Benzene Exposure Q and A

Benzene is a sweet-smelling, colorless chemical compound derived from coal and petroleum and treated as a solvent in many industries. Typically, it is used in the chemical compound process of plastics, resins, pharmaceuticals, synthetic rubber and dyes. Moreover, benzene is used as a chemical constituent in petrochemicals as well as in nut and seed oil extraction. While benzene functions as a useful solvent/chemical compound, there is a distinct danger with benzene exposure.

Q. Who is exposed to benzene? 

A. Workers involved in the following industries:

·         Gas and petroleum

·         Rubber

·         Steel

·         Printing (ink)

·         Plastics

Q. Why is benzene harmful to humans?

A. Benzene contains high levels of toxicity and carcinogenic properties. Benzene targets:

·         Bone marrow

·         Tissues used in blood production

Q. What are the long-term health effects of benzene exposure?

A. Benzene exposure may cause:

·         Leukemia

·         Bone marrow deterioration

·         Blood conditions and disorders

·         Damage to tissues in blood production

Q. What are the short-term health effects?

A. Benzene exposure may cause:

·         Intense headaches

·         Dizziness

·         Drowsiness

·         Vomiting

·         Unconsciousness

Q. What proactive steps can be taken against workplace exposure to benzene?

A. An employer must communicate OSHA-regulated material regarding the toxic properties of benzene and the proper procedures for safety. The OSHA website is an excellent resource to learn more about benzene exposure. There are some practical actions to keep benzene exposure at bay on your worksite.

·         Provide ventilation and air monitor systems

·         Thorough training on actions to benzene exposure

·         Proper PPE

·         Limited time in exposed areas


Q. How can Examinetics help?

A.  The service Examinetics offers for benzene exposure is through Hazmat exposure exams, which ensures workers’ safety while working around hazardous material. The exams include:

·         Physician’s exams

·         Clinical tests

·         Laboratory analysis

·         Medical clearances

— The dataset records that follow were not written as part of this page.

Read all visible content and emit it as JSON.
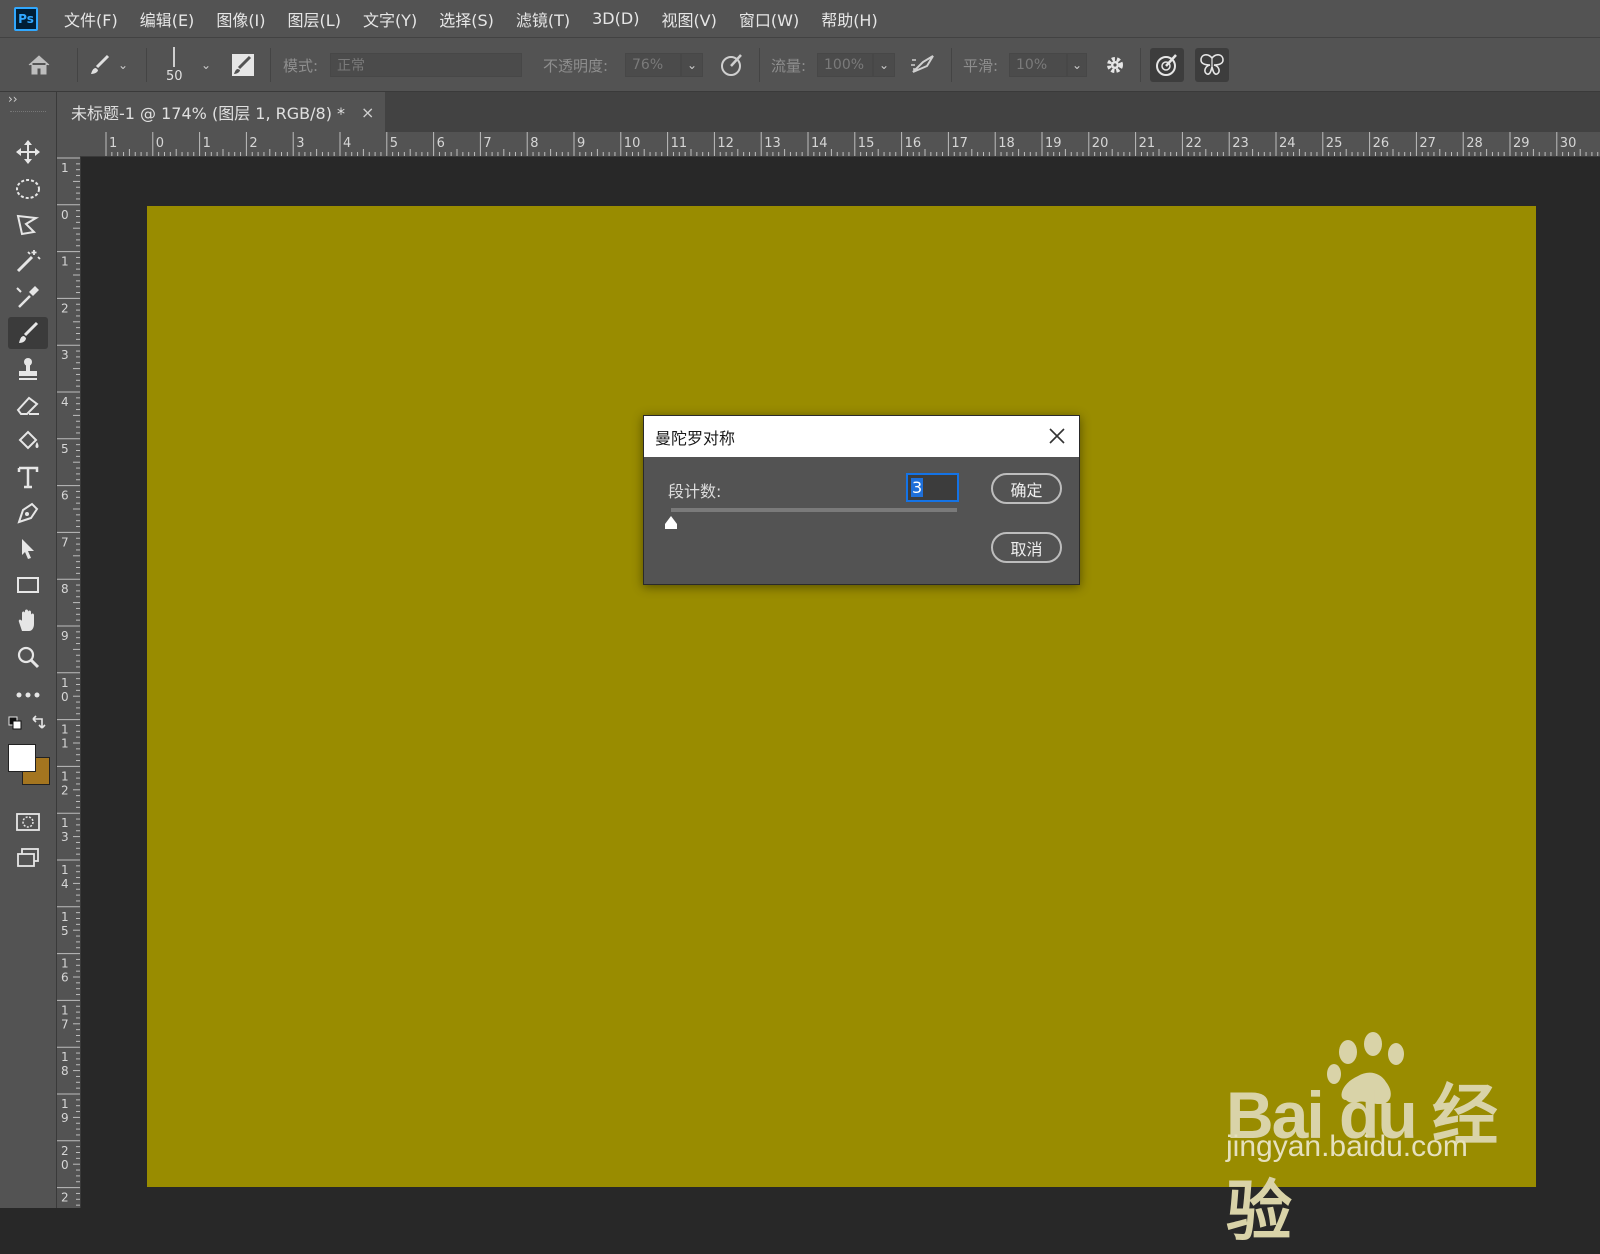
{
  "app": {
    "logo_text": "Ps"
  },
  "menu": [
    "文件(F)",
    "编辑(E)",
    "图像(I)",
    "图层(L)",
    "文字(Y)",
    "选择(S)",
    "滤镜(T)",
    "3D(D)",
    "视图(V)",
    "窗口(W)",
    "帮助(H)"
  ],
  "options": {
    "brush_size": "50",
    "mode_label": "模式:",
    "mode_value": "正常",
    "opacity_label": "不透明度:",
    "opacity_value": "76%",
    "flow_label": "流量:",
    "flow_value": "100%",
    "smoothing_label": "平滑:",
    "smoothing_value": "10%"
  },
  "panel_collapse": "››",
  "document_tab": {
    "title": "未标题-1 @ 174% (图层 1, RGB/8) *",
    "close": "×"
  },
  "ruler": {
    "h_labels": [
      "1",
      "0",
      "1",
      "2",
      "3",
      "4",
      "5",
      "6",
      "7",
      "8",
      "9",
      "10",
      "11",
      "12",
      "13",
      "14",
      "15",
      "16",
      "17",
      "18",
      "19",
      "20",
      "21",
      "22",
      "23",
      "24",
      "25",
      "26",
      "27",
      "28",
      "29",
      "30"
    ],
    "v_labels": [
      "1",
      "0",
      "1",
      "2",
      "3",
      "4",
      "5",
      "6",
      "7",
      "8",
      "9",
      "10",
      "11",
      "12",
      "13",
      "14",
      "15",
      "16",
      "17",
      "18",
      "19",
      "20",
      "2"
    ]
  },
  "colors": {
    "canvas": "#998c00",
    "foreground": "#ffffff",
    "background": "#a4751f",
    "accent": "#1473e6"
  },
  "dialog": {
    "title": "曼陀罗对称",
    "segment_label": "段计数:",
    "segment_value": "3",
    "slider_value": 3,
    "ok": "确定",
    "cancel": "取消"
  },
  "watermark": {
    "brand": "Bai du 经验",
    "url": "jingyan.baidu.com"
  }
}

·         Proper forms and documentation

Essential links

National Institute for Occupational Safety and Health
NIOSH topics: benzene

Business Owner Briefing
International Chemical Safety Cards (NIOSH)

Medical Director Review
Paper: Temporal Variation in the Association between Benzene and Leukemia Mortality. Environmental Health Perspectives. 2008 March; 116(3): 370-374

OSHA Health and Safety Topic: Benzene
Safety and Health Topics: Benzene




This is business-to-business information intended for EHS (environmental health and safety) professionals and not intended for the final consumer. Companies should check the local regulatory status of any claim according to their individual needs, requirements and intended use.